— WHAT TO PRODUCE —
The entries below must be retyped in full. Keep every word the same.

— SOURCE INFORMATION —
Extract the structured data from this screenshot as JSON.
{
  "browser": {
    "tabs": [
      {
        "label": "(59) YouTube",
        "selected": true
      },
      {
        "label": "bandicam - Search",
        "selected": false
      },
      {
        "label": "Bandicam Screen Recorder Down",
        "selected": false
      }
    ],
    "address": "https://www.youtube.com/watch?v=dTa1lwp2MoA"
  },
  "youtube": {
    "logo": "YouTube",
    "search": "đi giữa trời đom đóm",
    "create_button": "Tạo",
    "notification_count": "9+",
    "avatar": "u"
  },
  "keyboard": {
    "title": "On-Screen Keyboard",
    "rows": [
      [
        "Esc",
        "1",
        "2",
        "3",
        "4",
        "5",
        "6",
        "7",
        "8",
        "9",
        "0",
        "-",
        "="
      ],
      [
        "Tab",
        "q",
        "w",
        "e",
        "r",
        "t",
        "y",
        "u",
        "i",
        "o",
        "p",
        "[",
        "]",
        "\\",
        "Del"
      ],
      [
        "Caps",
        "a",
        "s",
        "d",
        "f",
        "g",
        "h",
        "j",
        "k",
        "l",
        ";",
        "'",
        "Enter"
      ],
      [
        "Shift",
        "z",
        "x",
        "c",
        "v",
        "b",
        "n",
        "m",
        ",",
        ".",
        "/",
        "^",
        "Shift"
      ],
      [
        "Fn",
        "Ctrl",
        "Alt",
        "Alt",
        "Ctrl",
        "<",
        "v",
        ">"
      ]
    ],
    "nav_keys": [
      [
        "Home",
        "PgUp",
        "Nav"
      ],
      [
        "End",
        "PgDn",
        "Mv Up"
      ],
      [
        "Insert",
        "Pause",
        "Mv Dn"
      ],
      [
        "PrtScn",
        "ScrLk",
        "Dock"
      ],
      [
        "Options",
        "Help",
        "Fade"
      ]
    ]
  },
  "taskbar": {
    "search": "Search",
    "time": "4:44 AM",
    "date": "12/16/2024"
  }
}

— EXERCISE RESPONSE —
Extract the structured data from this screenshot as JSON.
{
  "browser": {
    "tabs": [
      {
        "label": "(59) YouTube",
        "selected": true
      },
      {
        "label": "bandicam - Search",
        "selected": false
      },
      {
        "label": "Bandicam Screen Recorder Down",
        "selected": false
      }
    ],
    "address": "https://www.youtube.com/watch?v=dTa1lwp2MoA"
  },
  "youtube": {
    "logo": "YouTube",
    "search": "đi giữa trời đom đóm",
    "create_button": "Tạo",
    "notification_count": "9+",
    "avatar": "u"
  },
  "keyboard": {
    "title": "On-Screen Keyboard",
    "rows": [
      [
        "Esc",
        "1",
        "2",
        "3",
        "4",
        "5",
        "6",
        "7",
        "8",
        "9",
        "0",
        "-",
        "="
      ],
      [
        "Tab",
        "q",
        "w",
        "e",
        "r",
        "t",
        "y",
        "u",
        "i",
        "o",
        "p",
        "[",
        "]",
        "\\",
        "Del"
      ],
      [
        "Caps",
        "a",
        "s",
        "d",
        "f",
        "g",
        "h",
        "j",
        "k",
        "l",
        ";",
        "'",
        "Enter"
      ],
      [
        "Shift",
        "z",
        "x",
        "c",
        "v",
        "b",
        "n",
        "m",
        ",",
        ".",
        "/",
        "^",
        "Shift"
      ],
      [
        "Fn",
        "Ctrl",
        "Alt",
        "Alt",
        "Ctrl",
        "<",
        "v",
        ">"
      ]
    ],
    "nav_keys": [
      [
        "Home",
        "PgUp",
        "Nav"
      ],
      [
        "End",
        "PgDn",
        "Mv Up"
      ],
      [
        "Insert",
        "Pause",
        "Mv Dn"
      ],
      [
        "PrtScn",
        "ScrLk",
        "Dock"
      ],
      [
        "Options",
        "Help",
        "Fade"
      ]
    ]
  },
  "taskbar": {
    "search": "Search",
    "time": "4:44 AM",
    "date": "12/16/2024"
  }
}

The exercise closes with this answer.